Judgments affirmed.


FOOTNOTES

[Note 1] General Laws c. 265, Section 18A, provides: "Whoever, being armed with a dangerous weapon, enters a dwelling house and while therein assaults another with intent to commit a felony shall be punished by imprisonment in the state prison for life, or for a term of not less than ten years. No person imprisoned under this section shall be eligible for parole in less than five years."

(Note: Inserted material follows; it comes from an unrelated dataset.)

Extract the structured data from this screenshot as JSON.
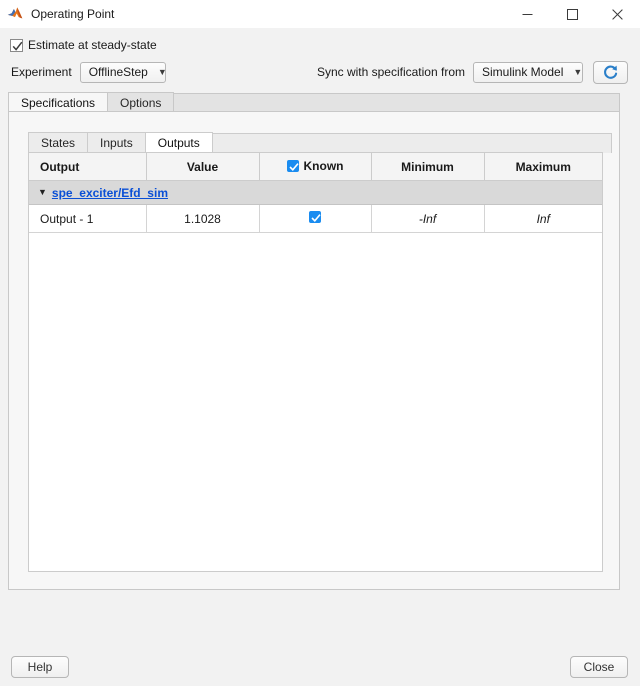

[Note 2] Where the Legislature has intended different meanings within c. 265, it has used different words. We have recently held that Section 15A of c. 265, setting out the crime of assault and battery "by means of a dangerous weapon," requires proof that the battery actually was committed through the use of the dangerous instrumentality. Commonwealth v. Manning, ante 430, 436-438 (1978). In that case it was suggested that under Section 15A as well as under Section 17, the gist of the offense was the perpetrators' possession of the weapon. Id. at 437-438, and cases cited. We noted, however, that Section 15A uses the words "by means of a dangerous weapon" and contrasted the language of Section 17 "being armed with a dangerous weapon" (emphasis supplied), the latter requiring merely that the perpetrator have the weapon under his control; the former, by its plain language, requiring that the weapon be used to commit the battery.

[Note 3] The toy gun is an exhibit in the record before us.

[Note 4] After being informed of his rights and in response to brief questioning, the defendant said, "I stuck the gun in her face and told her I was going to kill her." He also admitted that the checks and money found in his pocket belonged to the victim. All these statements were the subject of the motion to suppress.